Riga launches stint as European cultural capital
Latvian PM Valdis Dombrovskis, parliament speaker Solvita Abotina and President Andris Berzins take part in the "Chain of Booklovers - the Path of Light Action" event in Riga on January 18, 2014 - by Ilmars Znotins
Around 15,000 people braved freezing temperatures to form a “chain of book lovers” stretching more than two kilometres (more than a mile) across the capital,deliberately echoing the Baltic Way when some two million protesters formed a human chain across Lithuania, Latvia and Estonia.
In Saturday's event, people in the chain passed along books from Riga's existing 150-year-old national library across the River Daugava to a new national library building due to open in August.
Organiser Aiva Rozenberga said the event had deep symbolic significance for Latvians.
“The people who stood in the Baltic Way remember that feeling of being shoulder to shoulder with complete strangers," she told AFP. "The people taking part in the book chain who are prepared to stand here on a cold winter day are taking this seriously too -- we are literally standing up for culture."
“We are a nation of readers,” said a 61-year-old Riga resident who gave her name only as Elga, standing in the shadow of the vast new library.
However, not all Rigans are enthused over the new facility.
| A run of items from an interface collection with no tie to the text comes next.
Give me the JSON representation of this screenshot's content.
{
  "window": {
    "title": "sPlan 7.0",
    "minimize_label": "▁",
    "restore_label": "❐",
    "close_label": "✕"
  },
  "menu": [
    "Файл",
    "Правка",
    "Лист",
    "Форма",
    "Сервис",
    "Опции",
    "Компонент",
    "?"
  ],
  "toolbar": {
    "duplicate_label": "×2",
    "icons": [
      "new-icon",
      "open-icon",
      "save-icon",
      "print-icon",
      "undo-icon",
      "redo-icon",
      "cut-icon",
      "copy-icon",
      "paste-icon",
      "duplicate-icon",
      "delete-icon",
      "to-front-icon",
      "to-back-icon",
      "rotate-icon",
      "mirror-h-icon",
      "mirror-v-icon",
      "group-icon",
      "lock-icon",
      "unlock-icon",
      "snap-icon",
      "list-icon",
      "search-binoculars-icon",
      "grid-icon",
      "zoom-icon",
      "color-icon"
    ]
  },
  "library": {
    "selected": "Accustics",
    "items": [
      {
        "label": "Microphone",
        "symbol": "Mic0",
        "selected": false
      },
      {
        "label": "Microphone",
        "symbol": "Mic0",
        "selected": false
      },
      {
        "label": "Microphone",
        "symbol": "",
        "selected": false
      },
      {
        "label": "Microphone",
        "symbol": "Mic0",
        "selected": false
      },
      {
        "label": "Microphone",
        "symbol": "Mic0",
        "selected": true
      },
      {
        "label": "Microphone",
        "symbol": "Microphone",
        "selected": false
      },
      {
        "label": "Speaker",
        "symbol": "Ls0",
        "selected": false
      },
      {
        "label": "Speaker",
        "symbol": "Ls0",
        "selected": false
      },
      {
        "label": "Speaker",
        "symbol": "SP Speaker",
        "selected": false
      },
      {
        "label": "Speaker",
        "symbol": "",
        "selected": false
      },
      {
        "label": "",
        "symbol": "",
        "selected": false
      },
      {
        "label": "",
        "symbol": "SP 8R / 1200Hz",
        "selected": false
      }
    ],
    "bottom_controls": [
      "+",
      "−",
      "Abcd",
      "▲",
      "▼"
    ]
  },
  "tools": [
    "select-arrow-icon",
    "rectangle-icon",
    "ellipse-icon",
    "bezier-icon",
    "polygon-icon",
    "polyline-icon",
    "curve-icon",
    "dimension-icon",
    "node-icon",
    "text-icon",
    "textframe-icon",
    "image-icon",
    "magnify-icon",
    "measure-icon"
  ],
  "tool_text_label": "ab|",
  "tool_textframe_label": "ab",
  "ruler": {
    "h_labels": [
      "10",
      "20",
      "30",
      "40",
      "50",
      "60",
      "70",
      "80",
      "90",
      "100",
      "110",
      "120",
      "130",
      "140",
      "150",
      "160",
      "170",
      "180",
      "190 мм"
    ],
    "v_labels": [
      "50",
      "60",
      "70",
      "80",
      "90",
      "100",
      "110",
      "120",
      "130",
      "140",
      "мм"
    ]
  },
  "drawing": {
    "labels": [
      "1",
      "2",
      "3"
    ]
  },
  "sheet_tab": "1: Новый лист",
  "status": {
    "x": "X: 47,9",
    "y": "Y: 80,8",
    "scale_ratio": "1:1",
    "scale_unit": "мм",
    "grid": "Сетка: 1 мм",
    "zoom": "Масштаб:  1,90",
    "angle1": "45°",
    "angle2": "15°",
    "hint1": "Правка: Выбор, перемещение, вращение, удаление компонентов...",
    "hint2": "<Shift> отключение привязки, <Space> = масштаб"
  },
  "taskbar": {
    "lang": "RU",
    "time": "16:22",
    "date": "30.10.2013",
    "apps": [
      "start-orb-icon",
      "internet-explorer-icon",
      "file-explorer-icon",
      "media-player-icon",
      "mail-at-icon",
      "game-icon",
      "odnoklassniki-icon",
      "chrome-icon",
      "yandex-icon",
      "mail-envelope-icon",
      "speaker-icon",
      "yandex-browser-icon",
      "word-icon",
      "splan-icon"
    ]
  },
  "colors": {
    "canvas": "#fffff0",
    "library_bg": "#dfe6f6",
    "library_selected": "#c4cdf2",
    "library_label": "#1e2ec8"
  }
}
Mayor Nils Usakovs has in the past likened the triangular grey building -- designed by Latvian-American architect Gunnar Birkert at a cost of more than 166 million euros ($225 million) -– to a giant supermarket.
Another resident, Katarina Kurova, 29, also said she was unimpressed. “There used to be a nice view of the Old Town and the river from where I live. Now all we can see is the library.”
Highlights of Riga's programme as European city of culture -- an honour it shares with Umea, in northern Sweden, this year -- include a new production of Richard Wagner's opera "Rienzi", whose first two acts were written while the composer was living in Riga.